▸ **Work required**: Copy each record below exactly, please, and leave its pictures out.

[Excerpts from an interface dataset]
::::

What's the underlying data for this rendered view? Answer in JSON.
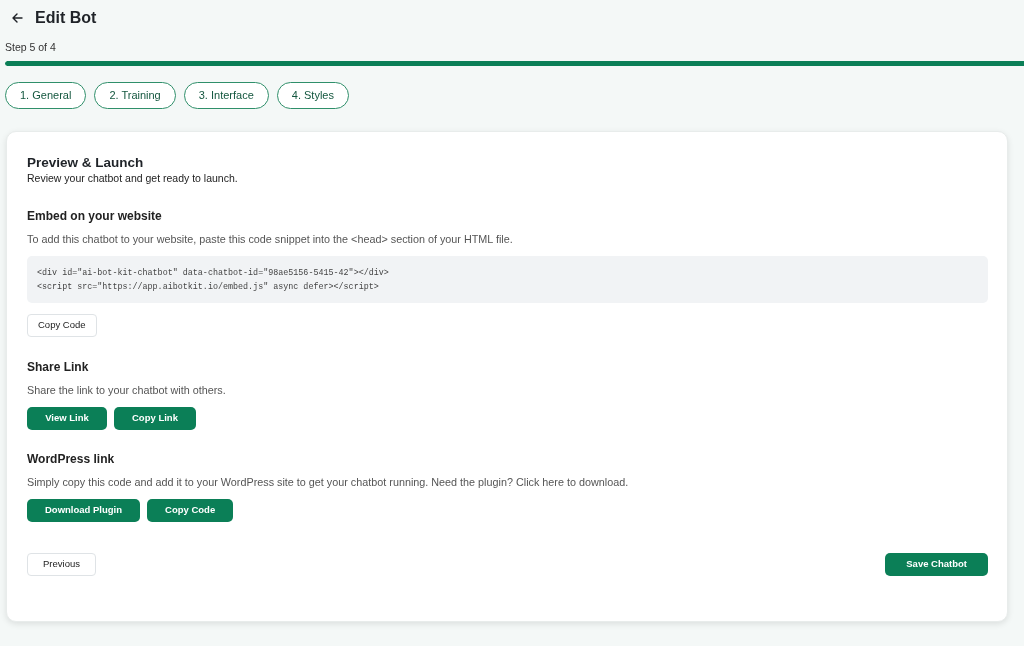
{
  "header": {
    "title": "Edit Bot"
  },
  "progress": {
    "label": "Step 5 of 4",
    "level": 1
  },
  "tabs": [
    {
      "label": "1. General",
      "selected": false
    },
    {
      "label": "2. Training",
      "selected": false
    },
    {
      "label": "3. Interface",
      "selected": false
    },
    {
      "label": "4. Styles",
      "selected": false
    }
  ],
  "card": {
    "title": "Preview & Launch",
    "subtitle": "Review your chatbot and get ready to launch.",
    "sections": [
      {
        "heading": "Embed on your website",
        "description": "To add this chatbot to your website, paste this code snippet into the <head> section of your HTML file.",
        "code_lines": [
          "<div id=\"ai-bot-kit-chatbot\" data-chatbot-id=\"98ae5156-5415-42\"></div>",
          "<script src=\"https://app.aibotkit.io/embed.js\" async defer></script>"
        ],
        "buttons": [
          {
            "label": "Copy Code",
            "kind": "outline"
          }
        ]
      },
      {
        "heading": "Share Link",
        "description": "Share the link to your chatbot with others.",
        "buttons": [
          {
            "label": "View Link",
            "kind": "primary"
          },
          {
            "label": "Copy Link",
            "kind": "primary"
          }
        ]
      },
      {
        "heading": "WordPress link",
        "description": "Simply copy this code and add it to your WordPress site to get your chatbot running. Need the plugin? Click here to download.",
        "buttons": [
          {
            "label": "Download Plugin",
            "kind": "primary"
          },
          {
            "label": "Copy Code",
            "kind": "primary"
          }
        ]
      }
    ],
    "footer": {
      "buttons": [
        {
          "label": "Previous",
          "kind": "outline"
        },
        {
          "label": "Save Chatbot",
          "kind": "primary"
        }
      ]
    }
  }
}
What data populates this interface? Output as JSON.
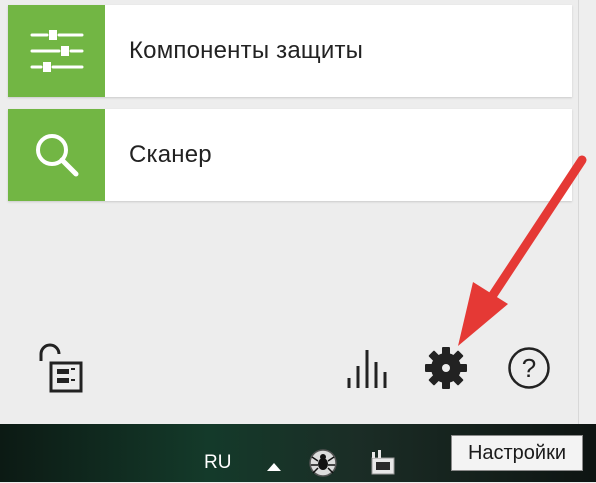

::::

▸ **Result of the exercise**:
What's the underlying data for this rendered view? Answer in JSON.
{
  "header": {
    "title": "Edit Bot"
  },
  "progress": {
    "label": "Step 5 of 4",
    "level": 1
  },
  "tabs": [
    {
      "label": "1. General",
      "selected": false
    },
    {
      "label": "2. Training",
      "selected": false
    },
    {
      "label": "3. Interface",
      "selected": false
    },
    {
      "label": "4. Styles",
      "selected": false
    }
  ],
  "card": {
    "title": "Preview & Launch",
    "subtitle": "Review your chatbot and get ready to launch.",
    "sections": [
      {
        "heading": "Embed on your website",
        "description": "To add this chatbot to your website, paste this code snippet into the <head> section of your HTML file.",
        "code_lines": [
          "<div id=\"ai-bot-kit-chatbot\" data-chatbot-id=\"98ae5156-5415-42\"></div>",
          "<script src=\"https://app.aibotkit.io/embed.js\" async defer></script>"
        ],
        "buttons": [
          {
            "label": "Copy Code",
            "kind": "outline"
          }
        ]
      },
      {
        "heading": "Share Link",
        "description": "Share the link to your chatbot with others.",
        "buttons": [
          {
            "label": "View Link",
            "kind": "primary"
          },
          {
            "label": "Copy Link",
            "kind": "primary"
          }
        ]
      },
      {
        "heading": "WordPress link",
        "description": "Simply copy this code and add it to your WordPress site to get your chatbot running. Need the plugin? Click here to download.",
        "buttons": [
          {
            "label": "Download Plugin",
            "kind": "primary"
          },
          {
            "label": "Copy Code",
            "kind": "primary"
          }
        ]
      }
    ],
    "footer": {
      "buttons": [
        {
          "label": "Previous",
          "kind": "outline"
        },
        {
          "label": "Save Chatbot",
          "kind": "primary"
        }
      ]
    }
  }
}
What data populates this interface? Output as JSON.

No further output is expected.